### WHAT YOU WILL DO
All the lines below should appear again unchanged, though their pictures should not.

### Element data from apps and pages
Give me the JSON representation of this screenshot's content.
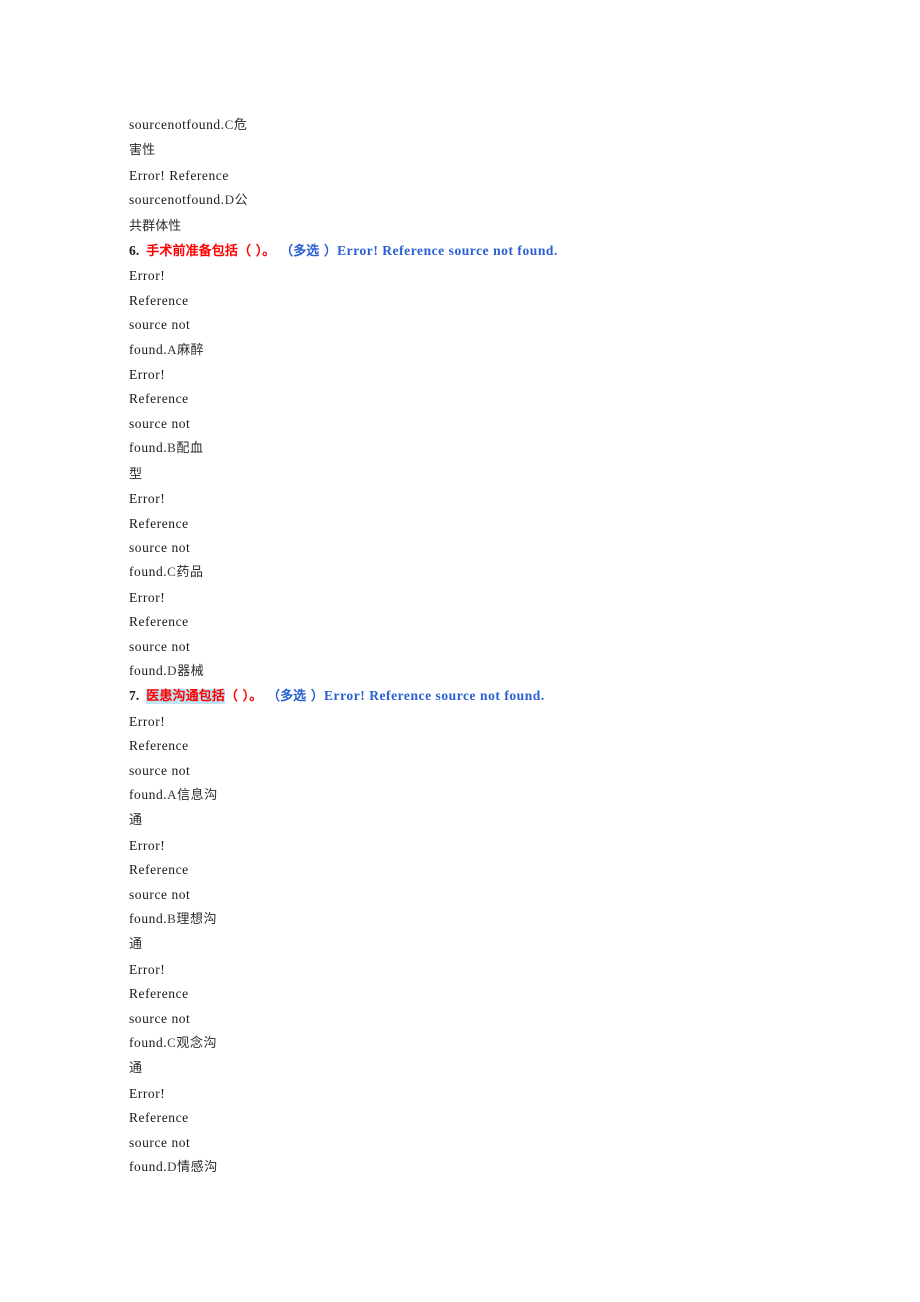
{
  "document": {
    "colors": {
      "question_red": "#ff0000",
      "meta_blue": "#2a5fd4",
      "highlight_cyan": "#bfe4f4",
      "body_text": "#1a1a1a",
      "page_background": "#ffffff"
    },
    "error_text": "Error! Reference source not found.",
    "error_word_1": "Error!",
    "error_word_2": "Reference",
    "error_word_3": "source not",
    "error_word_4": "found.",
    "error_joined_prefix": "Error! Reference",
    "error_joined_suffix": "sourcenotfound.",
    "blocks": [
      {
        "id": "carryover-option-c",
        "kind": "option-carryover",
        "lines": [
          {
            "text": "sourcenotfound.",
            "label": "C",
            "cjk": "危"
          },
          {
            "cjk": "害性"
          }
        ]
      },
      {
        "id": "carryover-option-d",
        "kind": "option-carryover",
        "lines": [
          {
            "text": "Error! Reference"
          },
          {
            "text": "sourcenotfound.",
            "label": "D",
            "cjk": "公"
          },
          {
            "cjk": "共群体性"
          }
        ]
      },
      {
        "id": "question-6",
        "kind": "question",
        "number": "6.",
        "stem": "手术前准备包括",
        "stem_highlighted": false,
        "paren": "（ ）。",
        "type_label": "（多选 ）",
        "error_inline": "Error! Reference source not found.",
        "options": [
          {
            "label": "A",
            "cjk_lines": [
              "麻醉"
            ]
          },
          {
            "label": "B",
            "cjk_lines": [
              "配血",
              "型"
            ]
          },
          {
            "label": "C",
            "cjk_lines": [
              "药品"
            ]
          },
          {
            "label": "D",
            "cjk_lines": [
              "器械"
            ]
          }
        ]
      },
      {
        "id": "question-7",
        "kind": "question",
        "number": "7.",
        "stem": "医患沟通包括",
        "stem_highlighted": true,
        "paren": "（ ）。",
        "type_label": "（多选 ）",
        "error_inline": "Error! Reference source not found.",
        "options": [
          {
            "label": "A",
            "cjk_lines": [
              "信息沟",
              "通"
            ]
          },
          {
            "label": "B",
            "cjk_lines": [
              "理想沟",
              "通"
            ]
          },
          {
            "label": "C",
            "cjk_lines": [
              "观念沟",
              "通"
            ]
          },
          {
            "label": "D",
            "cjk_lines": [
              "情感沟"
            ]
          }
        ]
      }
    ]
  }
}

### TASK OUTPUT
Give me the JSON representation of this screenshot's content.
{
  "document": {
    "colors": {
      "question_red": "#ff0000",
      "meta_blue": "#2a5fd4",
      "highlight_cyan": "#bfe4f4",
      "body_text": "#1a1a1a",
      "page_background": "#ffffff"
    },
    "error_text": "Error! Reference source not found.",
    "error_word_1": "Error!",
    "error_word_2": "Reference",
    "error_word_3": "source not",
    "error_word_4": "found.",
    "error_joined_prefix": "Error! Reference",
    "error_joined_suffix": "sourcenotfound.",
    "blocks": [
      {
        "id": "carryover-option-c",
        "kind": "option-carryover",
        "lines": [
          {
            "text": "sourcenotfound.",
            "label": "C",
            "cjk": "危"
          },
          {
            "cjk": "害性"
          }
        ]
      },
      {
        "id": "carryover-option-d",
        "kind": "option-carryover",
        "lines": [
          {
            "text": "Error! Reference"
          },
          {
            "text": "sourcenotfound.",
            "label": "D",
            "cjk": "公"
          },
          {
            "cjk": "共群体性"
          }
        ]
      },
      {
        "id": "question-6",
        "kind": "question",
        "number": "6.",
        "stem": "手术前准备包括",
        "stem_highlighted": false,
        "paren": "（ ）。",
        "type_label": "（多选 ）",
        "error_inline": "Error! Reference source not found.",
        "options": [
          {
            "label": "A",
            "cjk_lines": [
              "麻醉"
            ]
          },
          {
            "label": "B",
            "cjk_lines": [
              "配血",
              "型"
            ]
          },
          {
            "label": "C",
            "cjk_lines": [
              "药品"
            ]
          },
          {
            "label": "D",
            "cjk_lines": [
              "器械"
            ]
          }
        ]
      },
      {
        "id": "question-7",
        "kind": "question",
        "number": "7.",
        "stem": "医患沟通包括",
        "stem_highlighted": true,
        "paren": "（ ）。",
        "type_label": "（多选 ）",
        "error_inline": "Error! Reference source not found.",
        "options": [
          {
            "label": "A",
            "cjk_lines": [
              "信息沟",
              "通"
            ]
          },
          {
            "label": "B",
            "cjk_lines": [
              "理想沟",
              "通"
            ]
          },
          {
            "label": "C",
            "cjk_lines": [
              "观念沟",
              "通"
            ]
          },
          {
            "label": "D",
            "cjk_lines": [
              "情感沟"
            ]
          }
        ]
      }
    ]
  }
}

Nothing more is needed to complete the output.